Late at night for the last few weeks I’ve been rereading The Innocents Abroad. I think Mark Twain will always be my favorite writer, or at least the one I enjoy most easily, even when he’s not being great. The Innocents Abroad—his magazine account of a tour through Europe and the Holy Land—is not great Twain. He knows nothing about art. (Mainly he hates it.) He’s bigoted toward Muslims and Catholics, in his grumpy unserious way. He spends most of the trip tired, skeptical, and bored, at times you can almost see him counting the words in a sunset, but for me this is all part of his charm. Twain wears his shtick so easily; a book like The Innocents Abroad reminds you that he was not only our first great allegorist of race, or our first great master of dialect, or the one who first understood American prose as such, or the perpetrator of several extremely weird book-length satires—he also happened to be the David Sedaris of his time. Which is to say, a humorist, an easy writer, who speaks to what is ordinary and irredeemably podunk in us all. —Lorin Stein
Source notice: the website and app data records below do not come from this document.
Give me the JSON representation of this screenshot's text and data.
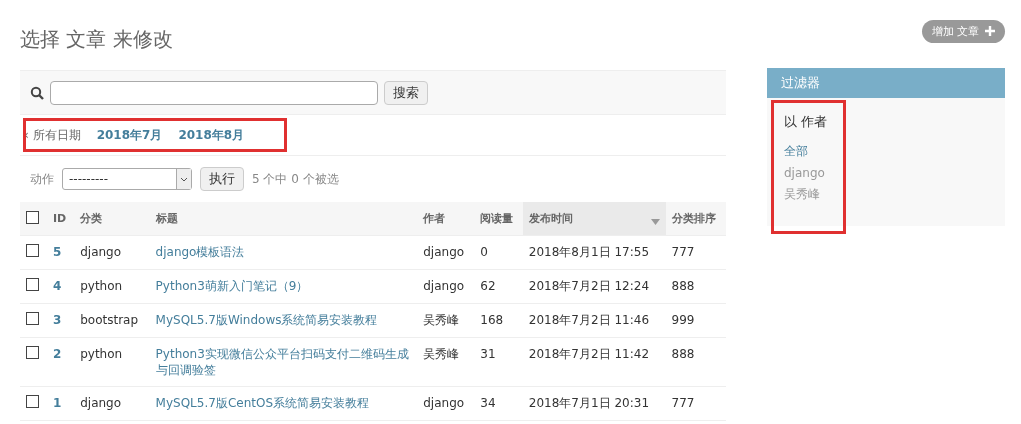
{
  "page_title": "选择 文章 来修改",
  "add_button": {
    "label": "增加 文章"
  },
  "search": {
    "button": "搜索"
  },
  "date_hierarchy": {
    "highlighted": true,
    "back": "‹ 所有日期",
    "items": [
      "2018年7月",
      "2018年8月"
    ]
  },
  "actions": {
    "label": "动作",
    "select_value": "---------",
    "button": "执行",
    "counter": "5 个中 0 个被选"
  },
  "table": {
    "select_all_checked": false,
    "columns": [
      {
        "label": "ID",
        "sorted": false
      },
      {
        "label": "分类",
        "sorted": false
      },
      {
        "label": "标题",
        "sorted": false
      },
      {
        "label": "作者",
        "sorted": false
      },
      {
        "label": "阅读量",
        "sorted": false
      },
      {
        "label": "发布时间",
        "sorted": true
      },
      {
        "label": "分类排序",
        "sorted": false
      }
    ],
    "rows": [
      {
        "checked": false,
        "cells": [
          "5",
          "django",
          "django模板语法",
          "django",
          "0",
          "2018年8月1日 17:55",
          "777"
        ]
      },
      {
        "checked": false,
        "cells": [
          "4",
          "python",
          "Python3萌新入门笔记（9）",
          "django",
          "62",
          "2018年7月2日 12:24",
          "888"
        ]
      },
      {
        "checked": false,
        "cells": [
          "3",
          "bootstrap",
          "MySQL5.7版Windows系统简易安装教程",
          "吴秀峰",
          "168",
          "2018年7月2日 11:46",
          "999"
        ]
      },
      {
        "checked": false,
        "cells": [
          "2",
          "python",
          "Python3实现微信公众平台扫码支付二维码生成与回调验签",
          "吴秀峰",
          "31",
          "2018年7月2日 11:42",
          "888"
        ]
      },
      {
        "checked": false,
        "cells": [
          "1",
          "django",
          "MySQL5.7版CentOS系统简易安装教程",
          "django",
          "34",
          "2018年7月1日 20:31",
          "777"
        ]
      }
    ]
  },
  "filter": {
    "title": "过滤器",
    "highlighted": true,
    "heading": "以 作者",
    "items": [
      {
        "label": "全部",
        "selected": true
      },
      {
        "label": "django",
        "selected": false
      },
      {
        "label": "吴秀峰",
        "selected": false
      }
    ]
  }
}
I was lucky enough to catch the new print of Sandra at New York’s Film Forum last week, but it is well worth seeking out on your own: Luchino Visconti’s lush 1965 retelling of the Electra myth is gorgeous, campy, and lurid beyond measure. Claudia Cardinale and Jean Sorel are undressed for absolutely no reason far more often than they need to be; there’s Italian palazzos, stunning scenery, and just a pinch of “Blood of the Walsungs”-style incest. Need I say more? —Sadie O. Stein
Following the sage advice of my Paris Review Facebook feed, I read Jack Gilbert’s Art of Poetry interview from issue 175. Two things, in particular, felt essential to his work: his romantic distain for “clever” poetry—i.e., poems that are “extraordinarily deft” when it comes to technique, but hollow at their core; and his unabashed admission that of course his poems are taken directly from experience—“why would I invent them?” One need only pick up his collection The Great Fires. In “Finding Something,” we see Gilbert caring for his wife Michiko as she is dying of cancer. He describes a scene both unbearably sad and totally mundane: she has become so weak that she cannot go to the bathroom without leaning against her husband’s legs. There’s nothing even remotely clever about the final lines:
How strange and fine to get so near to it.
The arches of her feet are like voices
of children calling in the grove of lemon trees,
where my heart is as helpless as crushed birds.
Joan Didion’s Play It As It Lays is only 214 quick pages, yet in these eighty-four brief chapters she to leave us with a nightmare that we can neither explain nor get enough of. It’s a relatively sparse novel, but still a hypnotizing, morbid story of a wounded woman incarcerated by the misfortunes of her own making. Every word is laden with Maria’s torment, heavy with cafard; yet there’s a peculiar pleasure derived from Didion’s control over language. “All day she was faint with vertigo, sunk in a world where great power grids converged, throbbing lines plunged finally into the shallow canyon below the dam’s face, elevators like coffins dropped into the bowels of the earth itself.” —Caitlin Youngquist
This morning, Lorin, Edan Lepucki of the Millions, and Square Books’ Richard Howarth discussed their favorite titles of 2013. Check out the audio here. —S.O.S.